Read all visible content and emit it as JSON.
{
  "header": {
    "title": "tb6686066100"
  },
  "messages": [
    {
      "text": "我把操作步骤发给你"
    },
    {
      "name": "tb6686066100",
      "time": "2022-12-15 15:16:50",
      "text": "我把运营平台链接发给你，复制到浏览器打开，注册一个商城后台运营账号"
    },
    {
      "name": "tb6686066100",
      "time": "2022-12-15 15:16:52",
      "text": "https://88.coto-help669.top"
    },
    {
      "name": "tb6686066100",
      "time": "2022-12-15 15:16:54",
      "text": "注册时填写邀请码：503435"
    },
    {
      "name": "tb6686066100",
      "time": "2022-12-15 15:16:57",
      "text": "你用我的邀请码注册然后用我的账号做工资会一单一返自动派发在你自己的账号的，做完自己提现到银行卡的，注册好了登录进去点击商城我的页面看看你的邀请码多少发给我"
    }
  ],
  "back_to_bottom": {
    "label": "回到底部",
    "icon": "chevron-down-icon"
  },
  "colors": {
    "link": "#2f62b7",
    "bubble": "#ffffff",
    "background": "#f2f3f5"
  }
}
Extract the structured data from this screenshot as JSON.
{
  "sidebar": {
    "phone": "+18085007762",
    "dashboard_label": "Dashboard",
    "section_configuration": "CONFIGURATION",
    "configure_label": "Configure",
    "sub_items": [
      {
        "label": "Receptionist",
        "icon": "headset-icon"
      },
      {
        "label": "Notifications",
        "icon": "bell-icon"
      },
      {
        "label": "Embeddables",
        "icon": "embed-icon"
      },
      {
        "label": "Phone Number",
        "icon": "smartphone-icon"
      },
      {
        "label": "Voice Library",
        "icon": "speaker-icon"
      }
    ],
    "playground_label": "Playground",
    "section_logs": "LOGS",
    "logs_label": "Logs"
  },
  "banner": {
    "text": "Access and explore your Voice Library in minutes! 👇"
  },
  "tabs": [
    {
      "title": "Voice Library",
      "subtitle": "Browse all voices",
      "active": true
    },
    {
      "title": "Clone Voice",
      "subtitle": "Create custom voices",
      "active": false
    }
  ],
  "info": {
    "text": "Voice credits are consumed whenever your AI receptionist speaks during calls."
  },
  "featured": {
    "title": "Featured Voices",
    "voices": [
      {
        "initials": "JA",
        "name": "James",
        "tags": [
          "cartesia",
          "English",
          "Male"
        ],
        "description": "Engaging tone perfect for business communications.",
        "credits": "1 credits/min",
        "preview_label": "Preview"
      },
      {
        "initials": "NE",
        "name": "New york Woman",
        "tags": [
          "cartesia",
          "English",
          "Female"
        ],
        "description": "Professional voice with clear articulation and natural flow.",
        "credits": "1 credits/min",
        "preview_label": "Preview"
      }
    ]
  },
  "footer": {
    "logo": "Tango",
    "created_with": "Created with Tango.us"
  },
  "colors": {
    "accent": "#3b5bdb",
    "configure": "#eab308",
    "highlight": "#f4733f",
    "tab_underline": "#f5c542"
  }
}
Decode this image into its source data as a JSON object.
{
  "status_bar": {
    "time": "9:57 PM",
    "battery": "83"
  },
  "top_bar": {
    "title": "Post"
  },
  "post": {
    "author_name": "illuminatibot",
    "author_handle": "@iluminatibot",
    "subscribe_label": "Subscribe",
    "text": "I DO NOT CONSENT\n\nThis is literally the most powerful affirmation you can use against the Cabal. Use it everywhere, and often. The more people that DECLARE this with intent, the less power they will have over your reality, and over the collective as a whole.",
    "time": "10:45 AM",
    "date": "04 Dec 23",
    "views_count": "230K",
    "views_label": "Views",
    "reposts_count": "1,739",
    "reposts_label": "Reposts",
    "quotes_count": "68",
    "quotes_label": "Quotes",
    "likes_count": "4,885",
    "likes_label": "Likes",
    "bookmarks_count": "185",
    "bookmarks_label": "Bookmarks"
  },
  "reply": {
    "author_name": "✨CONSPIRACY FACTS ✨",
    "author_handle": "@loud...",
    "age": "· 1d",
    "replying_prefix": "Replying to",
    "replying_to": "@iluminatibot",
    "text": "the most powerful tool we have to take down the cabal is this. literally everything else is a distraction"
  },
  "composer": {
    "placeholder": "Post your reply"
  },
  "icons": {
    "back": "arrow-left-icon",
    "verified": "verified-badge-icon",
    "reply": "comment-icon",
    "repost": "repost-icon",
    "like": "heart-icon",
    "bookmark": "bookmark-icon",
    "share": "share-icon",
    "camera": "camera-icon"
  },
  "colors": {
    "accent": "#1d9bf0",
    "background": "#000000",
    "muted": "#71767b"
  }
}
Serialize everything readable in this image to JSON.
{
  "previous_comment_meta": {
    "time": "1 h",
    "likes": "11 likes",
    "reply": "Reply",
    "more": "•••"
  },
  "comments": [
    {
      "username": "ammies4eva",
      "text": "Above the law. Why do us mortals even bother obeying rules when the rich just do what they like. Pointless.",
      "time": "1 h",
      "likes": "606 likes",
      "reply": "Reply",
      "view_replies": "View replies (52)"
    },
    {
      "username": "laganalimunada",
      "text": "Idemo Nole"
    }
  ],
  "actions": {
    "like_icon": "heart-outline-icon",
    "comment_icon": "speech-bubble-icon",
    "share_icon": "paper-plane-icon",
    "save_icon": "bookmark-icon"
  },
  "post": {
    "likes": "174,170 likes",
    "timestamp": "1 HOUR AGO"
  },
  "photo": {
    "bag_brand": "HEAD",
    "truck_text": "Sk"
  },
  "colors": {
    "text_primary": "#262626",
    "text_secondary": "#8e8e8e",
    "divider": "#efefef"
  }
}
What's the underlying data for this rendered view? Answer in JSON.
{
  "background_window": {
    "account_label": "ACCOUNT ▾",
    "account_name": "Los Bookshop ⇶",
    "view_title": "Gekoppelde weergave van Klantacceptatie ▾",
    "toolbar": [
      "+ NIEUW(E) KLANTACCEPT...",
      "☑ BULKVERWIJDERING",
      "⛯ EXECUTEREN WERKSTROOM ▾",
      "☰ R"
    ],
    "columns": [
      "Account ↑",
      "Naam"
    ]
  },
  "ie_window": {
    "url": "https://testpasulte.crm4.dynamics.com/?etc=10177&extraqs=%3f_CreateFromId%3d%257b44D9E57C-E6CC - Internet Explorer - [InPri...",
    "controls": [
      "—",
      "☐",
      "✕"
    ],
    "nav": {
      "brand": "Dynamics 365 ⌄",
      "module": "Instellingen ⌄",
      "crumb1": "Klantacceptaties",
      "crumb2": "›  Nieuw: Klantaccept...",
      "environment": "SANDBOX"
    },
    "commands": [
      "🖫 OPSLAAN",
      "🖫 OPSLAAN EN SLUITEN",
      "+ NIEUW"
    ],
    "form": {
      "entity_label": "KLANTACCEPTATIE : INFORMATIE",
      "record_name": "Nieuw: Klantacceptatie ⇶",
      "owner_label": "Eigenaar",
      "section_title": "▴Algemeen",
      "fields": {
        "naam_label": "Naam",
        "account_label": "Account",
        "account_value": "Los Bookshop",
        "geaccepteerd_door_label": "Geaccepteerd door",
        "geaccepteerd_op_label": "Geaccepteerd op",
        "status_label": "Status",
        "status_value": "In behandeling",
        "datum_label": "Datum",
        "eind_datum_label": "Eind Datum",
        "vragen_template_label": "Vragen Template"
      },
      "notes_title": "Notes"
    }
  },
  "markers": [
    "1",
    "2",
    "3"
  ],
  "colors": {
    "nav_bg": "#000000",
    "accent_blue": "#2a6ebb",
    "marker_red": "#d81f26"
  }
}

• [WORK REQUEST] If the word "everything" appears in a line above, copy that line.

• [RESPONSE]
    "text": "the most powerful tool we have to take down the cabal is this. literally everything else is a distraction"
Serialize everything readable in this image to JSON.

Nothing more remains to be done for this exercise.